 To wear off, to diminish or remove by attrition or slow decay; as, to wear off the nap of cloth.
 To wear on or To wear upon, to wear. [Obs.] “[I] weared upon my gay scarlet gites [gowns.]” --Chaucer.
 To wear out. (a) To consume, or render useless, by attrition or decay; as, to wear out a coat or a book. (b) To consume tediously. To wear out miserable days.” --Milton. (c) To harass; to tire. “[He] shall wear out the saints of the Most High.” --Dan vii. 25. (d) To waste the strength of; as, an old man worn out in military service.
 To wear the breeches. See under Breeches. [Colloq.]

From: Webster's Revised Unabridged Dictionary (1913)

 Wear, v. i.

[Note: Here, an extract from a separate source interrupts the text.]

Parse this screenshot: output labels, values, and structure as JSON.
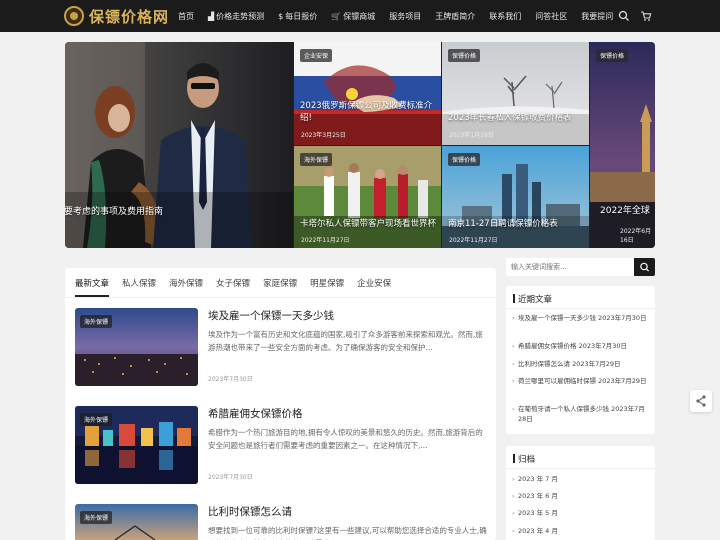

 1. To endure or suffer use; to last under employment; to bear the consequences of use, as waste, consumption, or attrition; as, a coat wears well or ill; -- hence, sometimes applied to character, qualifications, etc.; as, a man wears well as an acquaintance.
 2. To be wasted, consumed, or diminished, by being used; to suffer injury, loss, or extinction by use or time; to decay, or be spent, gradually.  “Thus wore out night.”
    Away, I say; time wears.   --Shak.
    Thou wilt surely wear away, both thou and this people that is with thee.   --Ex. xviii. 18.
    His stock of money began to wear very low.   --Sir W. Scott.
    The family . . . wore out in the earlier part of the century.   --Beaconsfield.
 To wear off, to pass away by degrees; as, the follies of youth wear off with age.
 To wear on, to pass on; as, time wears on. --G. Eliot.
 To wear weary, to become weary, as by wear, long occupation, tedious employment, etc.